• Supplied data
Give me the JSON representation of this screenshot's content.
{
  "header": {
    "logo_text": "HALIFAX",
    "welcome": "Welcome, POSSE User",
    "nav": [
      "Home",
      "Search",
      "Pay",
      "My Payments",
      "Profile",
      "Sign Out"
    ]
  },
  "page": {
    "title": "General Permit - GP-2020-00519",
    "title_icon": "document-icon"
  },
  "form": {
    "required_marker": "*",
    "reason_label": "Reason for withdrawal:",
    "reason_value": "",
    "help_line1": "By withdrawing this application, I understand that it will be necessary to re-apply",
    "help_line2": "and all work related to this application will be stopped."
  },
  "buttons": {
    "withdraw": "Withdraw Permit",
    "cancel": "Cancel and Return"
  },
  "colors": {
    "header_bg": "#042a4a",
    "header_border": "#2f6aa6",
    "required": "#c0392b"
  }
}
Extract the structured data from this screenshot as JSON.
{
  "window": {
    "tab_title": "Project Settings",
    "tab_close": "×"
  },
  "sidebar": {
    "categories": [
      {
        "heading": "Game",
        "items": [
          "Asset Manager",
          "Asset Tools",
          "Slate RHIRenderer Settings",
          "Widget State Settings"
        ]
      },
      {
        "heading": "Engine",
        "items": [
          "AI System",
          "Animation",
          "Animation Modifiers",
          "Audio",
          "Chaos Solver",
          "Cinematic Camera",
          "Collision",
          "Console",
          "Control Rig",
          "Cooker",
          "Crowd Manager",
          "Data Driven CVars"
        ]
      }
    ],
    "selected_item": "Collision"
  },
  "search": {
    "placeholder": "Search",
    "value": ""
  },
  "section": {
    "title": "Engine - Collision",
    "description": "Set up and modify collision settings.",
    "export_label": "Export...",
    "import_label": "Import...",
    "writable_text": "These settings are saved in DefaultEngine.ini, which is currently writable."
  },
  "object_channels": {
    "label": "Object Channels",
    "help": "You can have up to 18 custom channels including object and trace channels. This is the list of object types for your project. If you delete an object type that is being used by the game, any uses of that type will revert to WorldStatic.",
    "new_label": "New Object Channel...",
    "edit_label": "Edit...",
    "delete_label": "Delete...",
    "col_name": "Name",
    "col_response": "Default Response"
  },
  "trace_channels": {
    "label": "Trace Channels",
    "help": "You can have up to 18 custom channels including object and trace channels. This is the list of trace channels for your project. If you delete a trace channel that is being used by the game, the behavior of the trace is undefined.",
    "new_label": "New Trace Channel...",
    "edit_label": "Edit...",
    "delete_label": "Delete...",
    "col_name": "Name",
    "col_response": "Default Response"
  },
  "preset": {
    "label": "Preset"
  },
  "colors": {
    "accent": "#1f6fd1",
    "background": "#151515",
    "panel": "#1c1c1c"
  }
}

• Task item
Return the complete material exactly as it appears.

• Answer to the exercise
Give me the JSON representation of this screenshot's content.
{
  "header": {
    "logo_text": "HALIFAX",
    "welcome": "Welcome, POSSE User",
    "nav": [
      "Home",
      "Search",
      "Pay",
      "My Payments",
      "Profile",
      "Sign Out"
    ]
  },
  "page": {
    "title": "General Permit - GP-2020-00519",
    "title_icon": "document-icon"
  },
  "form": {
    "required_marker": "*",
    "reason_label": "Reason for withdrawal:",
    "reason_value": "",
    "help_line1": "By withdrawing this application, I understand that it will be necessary to re-apply",
    "help_line2": "and all work related to this application will be stopped."
  },
  "buttons": {
    "withdraw": "Withdraw Permit",
    "cancel": "Cancel and Return"
  },
  "colors": {
    "header_bg": "#042a4a",
    "header_border": "#2f6aa6",
    "required": "#c0392b"
  }
}
Extract the structured data from this screenshot as JSON.
{
  "window": {
    "tab_title": "Project Settings",
    "tab_close": "×"
  },
  "sidebar": {
    "categories": [
      {
        "heading": "Game",
        "items": [
          "Asset Manager",
          "Asset Tools",
          "Slate RHIRenderer Settings",
          "Widget State Settings"
        ]
      },
      {
        "heading": "Engine",
        "items": [
          "AI System",
          "Animation",
          "Animation Modifiers",
          "Audio",
          "Chaos Solver",
          "Cinematic Camera",
          "Collision",
          "Console",
          "Control Rig",
          "Cooker",
          "Crowd Manager",
          "Data Driven CVars"
        ]
      }
    ],
    "selected_item": "Collision"
  },
  "search": {
    "placeholder": "Search",
    "value": ""
  },
  "section": {
    "title": "Engine - Collision",
    "description": "Set up and modify collision settings.",
    "export_label": "Export...",
    "import_label": "Import...",
    "writable_text": "These settings are saved in DefaultEngine.ini, which is currently writable."
  },
  "object_channels": {
    "label": "Object Channels",
    "help": "You can have up to 18 custom channels including object and trace channels. This is the list of object types for your project. If you delete an object type that is being used by the game, any uses of that type will revert to WorldStatic.",
    "new_label": "New Object Channel...",
    "edit_label": "Edit...",
    "delete_label": "Delete...",
    "col_name": "Name",
    "col_response": "Default Response"
  },
  "trace_channels": {
    "label": "Trace Channels",
    "help": "You can have up to 18 custom channels including object and trace channels. This is the list of trace channels for your project. If you delete a trace channel that is being used by the game, the behavior of the trace is undefined.",
    "new_label": "New Trace Channel...",
    "edit_label": "Edit...",
    "delete_label": "Delete...",
    "col_name": "Name",
    "col_response": "Default Response"
  },
  "preset": {
    "label": "Preset"
  },
  "colors": {
    "accent": "#1f6fd1",
    "background": "#151515",
    "panel": "#1c1c1c"
  }
}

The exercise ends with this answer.